• **Your objective**: Where the records below have a line with "titlebar", that line is to be copied.

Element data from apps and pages
────────────────────────────────────────

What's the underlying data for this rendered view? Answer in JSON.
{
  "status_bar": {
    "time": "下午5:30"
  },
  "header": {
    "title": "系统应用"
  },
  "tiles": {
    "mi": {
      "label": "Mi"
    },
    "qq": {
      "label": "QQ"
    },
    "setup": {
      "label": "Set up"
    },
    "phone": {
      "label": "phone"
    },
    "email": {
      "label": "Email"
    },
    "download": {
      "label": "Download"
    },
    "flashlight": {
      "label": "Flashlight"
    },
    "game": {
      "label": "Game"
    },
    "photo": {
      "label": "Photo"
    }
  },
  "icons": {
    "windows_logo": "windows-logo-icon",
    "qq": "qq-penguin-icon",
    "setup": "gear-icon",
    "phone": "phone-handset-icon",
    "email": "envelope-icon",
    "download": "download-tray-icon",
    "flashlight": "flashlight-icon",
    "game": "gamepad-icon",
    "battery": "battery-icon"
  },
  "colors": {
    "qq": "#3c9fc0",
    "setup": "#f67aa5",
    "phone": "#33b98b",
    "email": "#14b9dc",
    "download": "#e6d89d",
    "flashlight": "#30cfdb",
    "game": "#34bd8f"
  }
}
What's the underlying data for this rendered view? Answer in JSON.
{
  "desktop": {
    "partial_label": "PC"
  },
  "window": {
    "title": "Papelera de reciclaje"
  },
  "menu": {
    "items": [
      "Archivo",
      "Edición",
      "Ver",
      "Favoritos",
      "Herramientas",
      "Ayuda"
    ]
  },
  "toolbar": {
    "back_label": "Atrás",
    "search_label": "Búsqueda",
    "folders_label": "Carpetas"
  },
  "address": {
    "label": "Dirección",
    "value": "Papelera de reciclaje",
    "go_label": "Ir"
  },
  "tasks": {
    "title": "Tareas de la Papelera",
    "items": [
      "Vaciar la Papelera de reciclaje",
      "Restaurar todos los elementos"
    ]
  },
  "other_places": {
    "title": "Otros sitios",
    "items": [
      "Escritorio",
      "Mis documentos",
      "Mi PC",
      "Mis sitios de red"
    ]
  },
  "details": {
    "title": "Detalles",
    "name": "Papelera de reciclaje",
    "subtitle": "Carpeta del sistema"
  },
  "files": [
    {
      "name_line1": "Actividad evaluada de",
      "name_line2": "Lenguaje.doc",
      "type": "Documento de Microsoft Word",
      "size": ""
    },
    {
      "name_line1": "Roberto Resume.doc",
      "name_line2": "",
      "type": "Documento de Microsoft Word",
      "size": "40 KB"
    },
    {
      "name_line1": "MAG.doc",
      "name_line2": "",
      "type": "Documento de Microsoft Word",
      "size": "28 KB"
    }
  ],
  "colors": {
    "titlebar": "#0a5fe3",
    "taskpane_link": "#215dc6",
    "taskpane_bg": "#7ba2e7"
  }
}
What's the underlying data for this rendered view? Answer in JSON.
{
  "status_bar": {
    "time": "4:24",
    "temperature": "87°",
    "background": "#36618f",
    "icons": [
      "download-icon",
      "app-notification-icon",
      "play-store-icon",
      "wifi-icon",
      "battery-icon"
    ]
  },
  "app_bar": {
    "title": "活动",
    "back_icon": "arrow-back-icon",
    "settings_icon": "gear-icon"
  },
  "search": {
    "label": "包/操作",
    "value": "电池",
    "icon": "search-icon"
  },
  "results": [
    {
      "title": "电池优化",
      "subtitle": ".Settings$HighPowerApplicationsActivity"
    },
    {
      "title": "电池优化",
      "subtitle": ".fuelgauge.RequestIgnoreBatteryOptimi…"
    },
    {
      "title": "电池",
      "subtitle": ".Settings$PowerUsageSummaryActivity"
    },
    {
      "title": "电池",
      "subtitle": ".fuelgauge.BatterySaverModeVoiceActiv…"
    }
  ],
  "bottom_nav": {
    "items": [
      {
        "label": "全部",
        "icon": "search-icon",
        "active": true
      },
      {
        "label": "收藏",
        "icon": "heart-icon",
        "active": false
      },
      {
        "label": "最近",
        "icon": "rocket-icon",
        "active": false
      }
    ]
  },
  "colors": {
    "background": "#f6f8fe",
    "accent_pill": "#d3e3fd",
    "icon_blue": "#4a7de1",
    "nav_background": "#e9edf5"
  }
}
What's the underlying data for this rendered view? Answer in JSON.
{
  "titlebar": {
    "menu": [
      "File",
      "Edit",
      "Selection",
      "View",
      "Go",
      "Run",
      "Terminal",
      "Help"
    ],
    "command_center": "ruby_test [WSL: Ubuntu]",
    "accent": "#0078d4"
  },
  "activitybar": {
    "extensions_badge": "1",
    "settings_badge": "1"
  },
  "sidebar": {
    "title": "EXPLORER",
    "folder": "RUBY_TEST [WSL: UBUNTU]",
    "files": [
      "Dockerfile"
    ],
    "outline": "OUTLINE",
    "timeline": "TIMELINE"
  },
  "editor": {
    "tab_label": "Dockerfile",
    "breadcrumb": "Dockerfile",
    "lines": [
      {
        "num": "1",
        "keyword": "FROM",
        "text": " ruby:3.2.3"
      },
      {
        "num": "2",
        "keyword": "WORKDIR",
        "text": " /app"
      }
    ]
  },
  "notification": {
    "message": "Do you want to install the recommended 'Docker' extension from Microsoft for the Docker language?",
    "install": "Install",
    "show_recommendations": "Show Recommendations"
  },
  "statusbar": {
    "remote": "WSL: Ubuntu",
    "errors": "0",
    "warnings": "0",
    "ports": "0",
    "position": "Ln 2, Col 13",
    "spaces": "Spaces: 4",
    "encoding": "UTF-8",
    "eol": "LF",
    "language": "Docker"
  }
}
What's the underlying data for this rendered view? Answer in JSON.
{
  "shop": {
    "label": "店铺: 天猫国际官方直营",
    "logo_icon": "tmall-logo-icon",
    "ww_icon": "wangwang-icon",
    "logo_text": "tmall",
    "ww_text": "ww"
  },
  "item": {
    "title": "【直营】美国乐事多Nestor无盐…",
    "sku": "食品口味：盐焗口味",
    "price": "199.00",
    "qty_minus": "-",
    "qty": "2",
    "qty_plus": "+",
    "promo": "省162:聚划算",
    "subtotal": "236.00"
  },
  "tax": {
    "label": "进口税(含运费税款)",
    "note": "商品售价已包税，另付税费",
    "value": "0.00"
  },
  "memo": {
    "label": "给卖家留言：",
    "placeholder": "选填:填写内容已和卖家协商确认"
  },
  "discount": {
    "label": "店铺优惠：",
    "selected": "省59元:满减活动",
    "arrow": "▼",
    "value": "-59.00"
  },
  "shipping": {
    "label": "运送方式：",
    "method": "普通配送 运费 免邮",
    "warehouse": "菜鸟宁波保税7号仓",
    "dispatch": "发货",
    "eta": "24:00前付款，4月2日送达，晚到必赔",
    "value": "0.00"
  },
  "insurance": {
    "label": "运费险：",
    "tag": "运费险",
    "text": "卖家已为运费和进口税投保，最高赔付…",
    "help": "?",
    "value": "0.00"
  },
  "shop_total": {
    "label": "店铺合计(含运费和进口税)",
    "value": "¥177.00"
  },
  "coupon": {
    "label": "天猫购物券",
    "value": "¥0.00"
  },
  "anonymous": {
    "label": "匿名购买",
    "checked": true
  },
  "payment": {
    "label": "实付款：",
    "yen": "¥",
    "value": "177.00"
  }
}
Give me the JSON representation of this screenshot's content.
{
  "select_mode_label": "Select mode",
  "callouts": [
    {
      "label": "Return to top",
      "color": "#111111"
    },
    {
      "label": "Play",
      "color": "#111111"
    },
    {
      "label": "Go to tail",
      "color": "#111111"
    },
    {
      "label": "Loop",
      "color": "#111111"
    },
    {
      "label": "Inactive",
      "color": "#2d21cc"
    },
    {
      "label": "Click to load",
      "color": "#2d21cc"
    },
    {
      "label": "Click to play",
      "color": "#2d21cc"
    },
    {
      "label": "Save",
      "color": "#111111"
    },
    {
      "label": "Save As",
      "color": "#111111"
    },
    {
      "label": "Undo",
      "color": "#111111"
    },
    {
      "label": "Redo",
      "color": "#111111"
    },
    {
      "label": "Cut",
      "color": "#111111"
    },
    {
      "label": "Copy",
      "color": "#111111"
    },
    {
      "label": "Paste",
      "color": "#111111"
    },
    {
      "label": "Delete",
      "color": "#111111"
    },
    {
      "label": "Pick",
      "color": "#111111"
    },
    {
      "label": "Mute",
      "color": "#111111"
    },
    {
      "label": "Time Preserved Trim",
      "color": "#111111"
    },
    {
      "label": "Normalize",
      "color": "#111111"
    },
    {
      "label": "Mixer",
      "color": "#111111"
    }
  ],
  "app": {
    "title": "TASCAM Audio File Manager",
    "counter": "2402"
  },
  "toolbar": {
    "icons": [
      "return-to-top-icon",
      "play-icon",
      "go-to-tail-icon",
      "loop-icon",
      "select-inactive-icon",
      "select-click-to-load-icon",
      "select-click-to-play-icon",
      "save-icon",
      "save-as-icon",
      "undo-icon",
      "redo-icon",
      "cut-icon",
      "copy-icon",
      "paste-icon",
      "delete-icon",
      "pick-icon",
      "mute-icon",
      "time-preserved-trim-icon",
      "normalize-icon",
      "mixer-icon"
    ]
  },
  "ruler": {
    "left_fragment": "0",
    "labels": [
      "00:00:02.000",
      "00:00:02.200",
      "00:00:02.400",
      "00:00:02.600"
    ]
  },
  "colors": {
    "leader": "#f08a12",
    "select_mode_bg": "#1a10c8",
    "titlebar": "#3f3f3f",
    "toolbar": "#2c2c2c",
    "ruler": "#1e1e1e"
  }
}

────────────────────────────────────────

• **Written solution**:
    "titlebar": "#0a5fe3",
  "titlebar": {
    "titlebar": "#3f3f3f",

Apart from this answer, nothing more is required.